Let’s leave aside the point that if this is going to be the new standard of “sadiq” and “ameen” and the consequence of every minor omission on an assets declaration form, we are going to be short of a few hundred parliamentarians by the end of the year. That veers into a political and philosophical debate I’d rather avoid for now.
Let’s stick to the letter of the law. There are two main systems of accounting. Individuals generally adopt the cash-basis system where you only record monies you have actually received as your income and monies you have actually paid as your expenses. Companies prefer the accrual basis of accounting where you record all monies receivable by you (whether you have actually received them or not) as your income and all monies payable by you (whether you have actually paid them or not) as your expenses.
In other words, you record your income at the time you become entitled to it instead of the day you actually receive it. Both systems of accounting are perfectly acceptable under Pakistani law.
So Nawaz Sharif was perfectly entitled to claim that the Capital FZE monies did not constitute his income as he had not received it as yet. If it wasn’t his income, it couldn’t later form part of his assets either. Meaning, therefore, he was under no obligation to declare it.
Let me give another example. Like most lawyers — I have a number of dead-beat clients who, collectively, owe me a fairly hefty sum of legal fees. Some will eventually pay, others will not.

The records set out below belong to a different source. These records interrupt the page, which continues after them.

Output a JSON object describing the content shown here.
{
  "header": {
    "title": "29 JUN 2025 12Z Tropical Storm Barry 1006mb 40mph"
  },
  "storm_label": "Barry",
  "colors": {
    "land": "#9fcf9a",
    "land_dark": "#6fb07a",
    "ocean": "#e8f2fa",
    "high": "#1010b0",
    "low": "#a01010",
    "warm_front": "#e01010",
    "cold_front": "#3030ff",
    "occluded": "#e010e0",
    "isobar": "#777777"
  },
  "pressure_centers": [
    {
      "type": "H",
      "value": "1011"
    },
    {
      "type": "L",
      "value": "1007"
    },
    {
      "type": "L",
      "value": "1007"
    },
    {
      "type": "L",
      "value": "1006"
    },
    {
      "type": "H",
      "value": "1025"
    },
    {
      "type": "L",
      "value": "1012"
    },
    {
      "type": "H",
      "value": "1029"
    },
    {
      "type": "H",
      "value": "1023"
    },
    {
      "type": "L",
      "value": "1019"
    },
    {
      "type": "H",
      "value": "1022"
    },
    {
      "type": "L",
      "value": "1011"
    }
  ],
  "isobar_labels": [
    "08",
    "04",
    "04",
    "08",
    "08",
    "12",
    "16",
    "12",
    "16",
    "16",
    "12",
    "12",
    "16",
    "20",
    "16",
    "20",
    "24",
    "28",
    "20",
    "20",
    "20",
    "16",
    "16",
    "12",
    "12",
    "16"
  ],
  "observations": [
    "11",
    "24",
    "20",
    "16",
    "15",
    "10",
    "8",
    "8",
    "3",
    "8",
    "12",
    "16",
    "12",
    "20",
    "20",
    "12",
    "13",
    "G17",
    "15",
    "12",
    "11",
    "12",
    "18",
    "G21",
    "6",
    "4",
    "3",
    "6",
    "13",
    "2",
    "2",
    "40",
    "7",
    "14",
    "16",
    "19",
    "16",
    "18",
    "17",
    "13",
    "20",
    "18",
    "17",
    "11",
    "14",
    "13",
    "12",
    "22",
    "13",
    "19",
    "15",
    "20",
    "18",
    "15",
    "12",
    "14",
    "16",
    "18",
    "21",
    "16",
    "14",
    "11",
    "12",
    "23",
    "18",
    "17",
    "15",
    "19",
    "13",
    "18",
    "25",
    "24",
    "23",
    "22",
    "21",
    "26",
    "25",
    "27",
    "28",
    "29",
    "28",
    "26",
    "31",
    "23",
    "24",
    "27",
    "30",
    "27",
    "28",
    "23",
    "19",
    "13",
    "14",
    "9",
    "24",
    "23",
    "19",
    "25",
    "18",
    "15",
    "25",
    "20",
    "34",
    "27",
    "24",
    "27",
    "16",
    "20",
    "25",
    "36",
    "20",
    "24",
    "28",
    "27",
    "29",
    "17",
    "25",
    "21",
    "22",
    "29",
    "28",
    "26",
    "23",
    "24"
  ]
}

Since I follow the cash-basis accounting system, I only declare fees that have actually been paid to me as my income. I do not declare fees payable to me as my income nor do I add them to my wealth statement nor do I pay taxes thereon just because I’ve already sent out the fee invoice and it has become a “receivable”.
If the Supreme Court applied the above standard to all, every single lawyer presently in Parliament would be disqualified if his unpaid legal fees were not mentioned as an asset in his nomination papers!
Even otherwise, the Supreme Court has repeatedly emphasised that not every mis-declaration on a nomination form is ground for disqualification. The mis-declaration must pertain to a “material particular” which has been defined as a fact that — if disclosed — would have exposed you to disqualification (like holding of dual nationality).
Only last year, the Court declared in Murad Bux’s case — “[w]e are of the considered view that non-disclosure of a fact which otherwise, if disclosed, could not debar the Petitioner from contesting the election, cannot be made ground to preclude the Petitioner from contesting the election”.
As the bench itself pointed out during the Panama Papers case hearings, the Constitution does not bar the prime minister from holding another office of profit. If so, his omission to mention his salary from Capital FZE could hardly be termed a ‘material particular’.
In the previous round of the Panama Papers case, Justice Asif Saeed Khosa — in his minority judgement — quoted Bassanio in The Merchant of Venice: “And I beseech you, Wrest once the law to your authority: To do a great right, do a little wrong”. At the time, Justice Azmat Saeed responded with“[w]e cannot resort to exceptionalism by making a departure from the settled law and inventing a new set of rules merely because Respondent No.1 holds the Office of the Prime Minister. The last time in our legal history, when such a course of action was followed, it had tragic consequences.”
Unfortunately, the former view seems to have prevailed in the Supreme Court for now. When this happened the last time round, the “tragic consequences” were visited not only upon that prime minister but on the nation as a whole and the long-term credibility of the Supreme Court itself. If there was ever a judgement that begs review, this is it.
The writer is a barrister.
Published in Dawn, July 29th, 2017